This will be my final message to you as CINF chair, as I turn over the reins of leadership to Erin. In evaluating the past two years in which I have had the privilege of serving the CINF community, I cannot express what a rewarding and enriching experience it has been. I have had the opportunity to meet and work with the leading chemoinformaticians, information chemists, and chemical librarians, and have had the responsibiity of insuring that CINF continues to grow as an ACS division.
CINF has seen its programming at national meetings grow both in quality and quantity. Attendance in our sessions at national meetings has been substantial. In fact, one of our recurring complaints is assignment to rooms too small to accommodate attendance at national meetings! We have had continued cosponsorship of programming with several other divisions, notably COMP, CHED, CHAL, ANYL, and MEDI. We will continue working with other divisions, particularly in trying to develop a closer relationship with COMP regarding complementary programming. We have worked closely with CHED on the Online Chemistry Course (OLCC) and developing educational training in the area of chemical information; hopefully, these types of programs and Innovative Project Grants (IPGs) will continue in the future and grow from a well-established base. Hopefully, too, ACS will reward division cosponorship as a true cosponsorship and give credit to both divisions.
We have blazed new trails with our “big data” summit, and CINF will continue with multiple-day, big-topic programming, when appropriate, at our national meetings. Our Skolnik symposiums have awarded the best innovation in chemical information and we have had wonderful symposia honoring the work of Dr. Jürgen Bajorath in the area of QSAR, scaffold definition, and Matched Multiple Pairs (MMP), and Drs. Evan Bolton and Stephen Bryant for their work on PubChem.
The attendance at the meeting in Philadelphia was a bit smaller, and ACS is evaluating the national meeting format and looking at ways to make improvements and innovations for the future.
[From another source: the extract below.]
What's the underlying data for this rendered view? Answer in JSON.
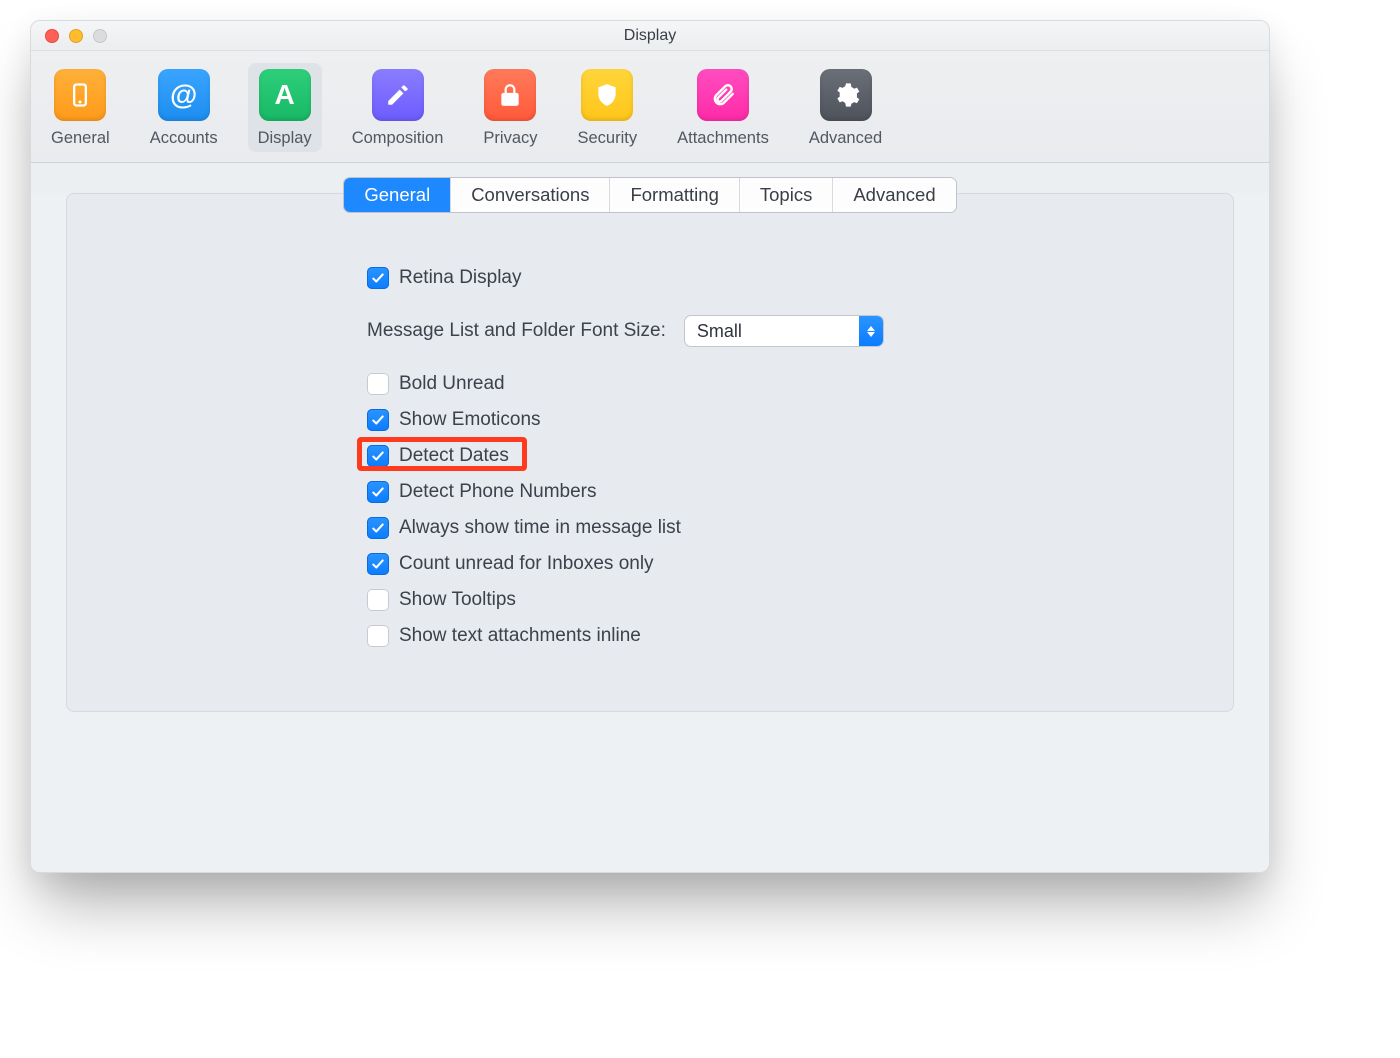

There is discussion of shortening the meeting and perhaps making more content available streaming or virtually and other novel ways of reaching more members, or making participation at national meetings more convenient and affordable.
Our sessions at the Philadelphia meeting involved education and chemical information (Bringing Chemoinformatics Into the Classroom); a Genetech-sponsored symposium organized by Dr. Dan Ortwine (Effectively Harnessing the World’s Literature to Inform Rational Compound Design); a session on identifying druggable targets from databases (Shedding Light on the Dark Genome: Methods, Tools & Case Studies); Safety (Using Public Information to Support a Chemical Safety Culture); and a joint symposium with the analytical division (a first!) (New Directions in Chemometrics: Making Sense of Big & Small Chemical Data Sets).
In a few weeks we will be meeting in Philadelphia. We have an excellent program planned, including a session cosponsored by MEDI, “Effectively Harnessing the World’s Literature to Inform Rational Compound Design”, and a session cosponsored with CHED on “Bringing Cheminformatics Into the College Chemistry Classroom”, and with BIOT, COMP and MEDI “Shedding Light on the Dark Genome” and CINF is cosponsoring a ANYL symposium on “New Directions in Chemometrics: Making Sense of Big and Small Chemical Data Sets”.
So I leave CINF leadership in good hands and I am hopeful that we will continue growing and offering quality benefits and programming to our members. We still need to not only grow our division in members but also in active members willing to volunteer, to help grow our programming and activities and improve our division and member benefits and offerings because there is always room for improvement!
Rachelle J. Bienstock, Rachelleb1@gmail.com